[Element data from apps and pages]
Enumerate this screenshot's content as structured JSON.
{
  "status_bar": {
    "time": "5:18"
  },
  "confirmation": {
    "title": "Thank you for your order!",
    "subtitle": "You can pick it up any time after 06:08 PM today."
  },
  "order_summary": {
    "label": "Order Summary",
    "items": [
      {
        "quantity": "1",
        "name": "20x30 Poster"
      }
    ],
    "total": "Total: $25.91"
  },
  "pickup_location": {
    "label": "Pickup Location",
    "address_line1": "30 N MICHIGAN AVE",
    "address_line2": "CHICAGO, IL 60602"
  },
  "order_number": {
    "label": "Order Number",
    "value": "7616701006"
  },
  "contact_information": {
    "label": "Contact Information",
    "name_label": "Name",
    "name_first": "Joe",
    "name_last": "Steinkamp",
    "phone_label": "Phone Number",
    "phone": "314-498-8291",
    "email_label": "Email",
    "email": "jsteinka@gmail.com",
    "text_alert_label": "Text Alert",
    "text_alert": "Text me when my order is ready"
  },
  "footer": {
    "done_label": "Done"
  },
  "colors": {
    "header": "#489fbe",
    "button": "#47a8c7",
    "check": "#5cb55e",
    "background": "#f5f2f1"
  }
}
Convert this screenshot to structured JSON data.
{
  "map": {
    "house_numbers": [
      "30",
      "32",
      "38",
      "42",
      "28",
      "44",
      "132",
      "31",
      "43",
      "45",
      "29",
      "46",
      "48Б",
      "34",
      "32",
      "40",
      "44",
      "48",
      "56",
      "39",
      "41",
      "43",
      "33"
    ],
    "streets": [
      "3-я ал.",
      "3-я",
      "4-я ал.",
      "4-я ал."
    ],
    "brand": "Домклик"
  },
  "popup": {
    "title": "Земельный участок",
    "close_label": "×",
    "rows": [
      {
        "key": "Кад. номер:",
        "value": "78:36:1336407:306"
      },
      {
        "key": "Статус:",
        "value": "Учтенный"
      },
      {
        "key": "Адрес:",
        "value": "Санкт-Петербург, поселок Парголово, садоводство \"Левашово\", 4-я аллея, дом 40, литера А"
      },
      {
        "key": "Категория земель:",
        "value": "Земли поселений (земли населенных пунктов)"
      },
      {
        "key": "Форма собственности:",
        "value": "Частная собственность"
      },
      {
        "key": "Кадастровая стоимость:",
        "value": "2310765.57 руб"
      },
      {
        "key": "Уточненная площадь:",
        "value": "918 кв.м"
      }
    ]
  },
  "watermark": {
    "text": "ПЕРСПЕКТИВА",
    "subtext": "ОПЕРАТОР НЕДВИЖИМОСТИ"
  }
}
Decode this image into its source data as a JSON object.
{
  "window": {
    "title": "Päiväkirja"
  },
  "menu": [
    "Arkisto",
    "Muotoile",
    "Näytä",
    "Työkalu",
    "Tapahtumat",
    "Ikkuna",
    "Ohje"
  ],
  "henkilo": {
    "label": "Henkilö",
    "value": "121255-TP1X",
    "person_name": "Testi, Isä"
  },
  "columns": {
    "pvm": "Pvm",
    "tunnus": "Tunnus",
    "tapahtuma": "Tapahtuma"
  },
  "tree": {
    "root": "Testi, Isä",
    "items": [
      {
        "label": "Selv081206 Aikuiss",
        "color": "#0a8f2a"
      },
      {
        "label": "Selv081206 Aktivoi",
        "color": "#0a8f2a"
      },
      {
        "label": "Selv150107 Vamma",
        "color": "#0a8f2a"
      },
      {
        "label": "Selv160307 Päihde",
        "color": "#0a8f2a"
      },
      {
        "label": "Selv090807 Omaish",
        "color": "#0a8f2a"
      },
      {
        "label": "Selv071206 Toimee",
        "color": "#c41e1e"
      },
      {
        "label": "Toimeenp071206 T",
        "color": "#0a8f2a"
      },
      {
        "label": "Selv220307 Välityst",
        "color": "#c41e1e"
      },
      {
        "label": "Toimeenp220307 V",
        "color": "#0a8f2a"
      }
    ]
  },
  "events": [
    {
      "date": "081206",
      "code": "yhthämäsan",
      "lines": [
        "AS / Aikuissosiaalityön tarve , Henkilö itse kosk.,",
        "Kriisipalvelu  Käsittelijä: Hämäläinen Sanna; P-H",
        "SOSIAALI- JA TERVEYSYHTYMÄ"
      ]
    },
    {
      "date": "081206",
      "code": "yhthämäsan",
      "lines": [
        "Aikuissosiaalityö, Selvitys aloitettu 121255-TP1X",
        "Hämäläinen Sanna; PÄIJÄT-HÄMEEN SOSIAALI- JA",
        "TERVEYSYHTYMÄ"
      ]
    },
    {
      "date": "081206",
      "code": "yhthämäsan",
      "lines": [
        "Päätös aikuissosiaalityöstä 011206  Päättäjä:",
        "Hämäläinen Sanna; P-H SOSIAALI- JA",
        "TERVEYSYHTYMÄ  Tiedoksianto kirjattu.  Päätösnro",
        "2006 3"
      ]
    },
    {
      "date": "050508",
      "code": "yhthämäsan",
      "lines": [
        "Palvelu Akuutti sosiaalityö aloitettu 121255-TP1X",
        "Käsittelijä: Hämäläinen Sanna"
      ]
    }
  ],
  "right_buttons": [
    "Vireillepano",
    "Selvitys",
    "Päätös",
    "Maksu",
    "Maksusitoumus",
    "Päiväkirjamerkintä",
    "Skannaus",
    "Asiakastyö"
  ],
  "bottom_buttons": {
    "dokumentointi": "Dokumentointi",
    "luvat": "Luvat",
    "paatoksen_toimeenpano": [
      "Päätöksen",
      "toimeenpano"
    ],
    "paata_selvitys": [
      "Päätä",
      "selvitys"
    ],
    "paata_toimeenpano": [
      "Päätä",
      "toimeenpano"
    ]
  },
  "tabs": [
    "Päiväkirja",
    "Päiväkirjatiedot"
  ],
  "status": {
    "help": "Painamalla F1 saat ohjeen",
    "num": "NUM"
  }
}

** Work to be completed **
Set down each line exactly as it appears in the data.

** Output for this task **
Enumerate this screenshot's content as structured JSON.
{
  "status_bar": {
    "time": "5:18"
  },
  "confirmation": {
    "title": "Thank you for your order!",
    "subtitle": "You can pick it up any time after 06:08 PM today."
  },
  "order_summary": {
    "label": "Order Summary",
    "items": [
      {
        "quantity": "1",
        "name": "20x30 Poster"
      }
    ],
    "total": "Total: $25.91"
  },
  "pickup_location": {
    "label": "Pickup Location",
    "address_line1": "30 N MICHIGAN AVE",
    "address_line2": "CHICAGO, IL 60602"
  },
  "order_number": {
    "label": "Order Number",
    "value": "7616701006"
  },
  "contact_information": {
    "label": "Contact Information",
    "name_label": "Name",
    "name_first": "Joe",
    "name_last": "Steinkamp",
    "phone_label": "Phone Number",
    "phone": "314-498-8291",
    "email_label": "Email",
    "email": "jsteinka@gmail.com",
    "text_alert_label": "Text Alert",
    "text_alert": "Text me when my order is ready"
  },
  "footer": {
    "done_label": "Done"
  },
  "colors": {
    "header": "#489fbe",
    "button": "#47a8c7",
    "check": "#5cb55e",
    "background": "#f5f2f1"
  }
}
Convert this screenshot to structured JSON data.
{
  "map": {
    "house_numbers": [
      "30",
      "32",
      "38",
      "42",
      "28",
      "44",
      "132",
      "31",
      "43",
      "45",
      "29",
      "46",
      "48Б",
      "34",
      "32",
      "40",
      "44",
      "48",
      "56",
      "39",
      "41",
      "43",
      "33"
    ],
    "streets": [
      "3-я ал.",
      "3-я",
      "4-я ал.",
      "4-я ал."
    ],
    "brand": "Домклик"
  },
  "popup": {
    "title": "Земельный участок",
    "close_label": "×",
    "rows": [
      {
        "key": "Кад. номер:",
        "value": "78:36:1336407:306"
      },
      {
        "key": "Статус:",
        "value": "Учтенный"
      },
      {
        "key": "Адрес:",
        "value": "Санкт-Петербург, поселок Парголово, садоводство \"Левашово\", 4-я аллея, дом 40, литера А"
      },
      {
        "key": "Категория земель:",
        "value": "Земли поселений (земли населенных пунктов)"
      },
      {
        "key": "Форма собственности:",
        "value": "Частная собственность"
      },
      {
        "key": "Кадастровая стоимость:",
        "value": "2310765.57 руб"
      },
      {
        "key": "Уточненная площадь:",
        "value": "918 кв.м"
      }
    ]
  },
  "watermark": {
    "text": "ПЕРСПЕКТИВА",
    "subtext": "ОПЕРАТОР НЕДВИЖИМОСТИ"
  }
}
Decode this image into its source data as a JSON object.
{
  "window": {
    "title": "Päiväkirja"
  },
  "menu": [
    "Arkisto",
    "Muotoile",
    "Näytä",
    "Työkalu",
    "Tapahtumat",
    "Ikkuna",
    "Ohje"
  ],
  "henkilo": {
    "label": "Henkilö",
    "value": "121255-TP1X",
    "person_name": "Testi, Isä"
  },
  "columns": {
    "pvm": "Pvm",
    "tunnus": "Tunnus",
    "tapahtuma": "Tapahtuma"
  },
  "tree": {
    "root": "Testi, Isä",
    "items": [
      {
        "label": "Selv081206 Aikuiss",
        "color": "#0a8f2a"
      },
      {
        "label": "Selv081206 Aktivoi",
        "color": "#0a8f2a"
      },
      {
        "label": "Selv150107 Vamma",
        "color": "#0a8f2a"
      },
      {
        "label": "Selv160307 Päihde",
        "color": "#0a8f2a"
      },
      {
        "label": "Selv090807 Omaish",
        "color": "#0a8f2a"
      },
      {
        "label": "Selv071206 Toimee",
        "color": "#c41e1e"
      },
      {
        "label": "Toimeenp071206 T",
        "color": "#0a8f2a"
      },
      {
        "label": "Selv220307 Välityst",
        "color": "#c41e1e"
      },
      {
        "label": "Toimeenp220307 V",
        "color": "#0a8f2a"
      }
    ]
  },
  "events": [
    {
      "date": "081206",
      "code": "yhthämäsan",
      "lines": [
        "AS / Aikuissosiaalityön tarve , Henkilö itse kosk.,",
        "Kriisipalvelu  Käsittelijä: Hämäläinen Sanna; P-H",
        "SOSIAALI- JA TERVEYSYHTYMÄ"
      ]
    },
    {
      "date": "081206",
      "code": "yhthämäsan",
      "lines": [
        "Aikuissosiaalityö, Selvitys aloitettu 121255-TP1X",
        "Hämäläinen Sanna; PÄIJÄT-HÄMEEN SOSIAALI- JA",
        "TERVEYSYHTYMÄ"
      ]
    },
    {
      "date": "081206",
      "code": "yhthämäsan",
      "lines": [
        "Päätös aikuissosiaalityöstä 011206  Päättäjä:",
        "Hämäläinen Sanna; P-H SOSIAALI- JA",
        "TERVEYSYHTYMÄ  Tiedoksianto kirjattu.  Päätösnro",
        "2006 3"
      ]
    },
    {
      "date": "050508",
      "code": "yhthämäsan",
      "lines": [
        "Palvelu Akuutti sosiaalityö aloitettu 121255-TP1X",
        "Käsittelijä: Hämäläinen Sanna"
      ]
    }
  ],
  "right_buttons": [
    "Vireillepano",
    "Selvitys",
    "Päätös",
    "Maksu",
    "Maksusitoumus",
    "Päiväkirjamerkintä",
    "Skannaus",
    "Asiakastyö"
  ],
  "bottom_buttons": {
    "dokumentointi": "Dokumentointi",
    "luvat": "Luvat",
    "paatoksen_toimeenpano": [
      "Päätöksen",
      "toimeenpano"
    ],
    "paata_selvitys": [
      "Päätä",
      "selvitys"
    ],
    "paata_toimeenpano": [
      "Päätä",
      "toimeenpano"
    ]
  },
  "tabs": [
    "Päiväkirja",
    "Päiväkirjatiedot"
  ],
  "status": {
    "help": "Painamalla F1 saat ohjeen",
    "num": "NUM"
  }
}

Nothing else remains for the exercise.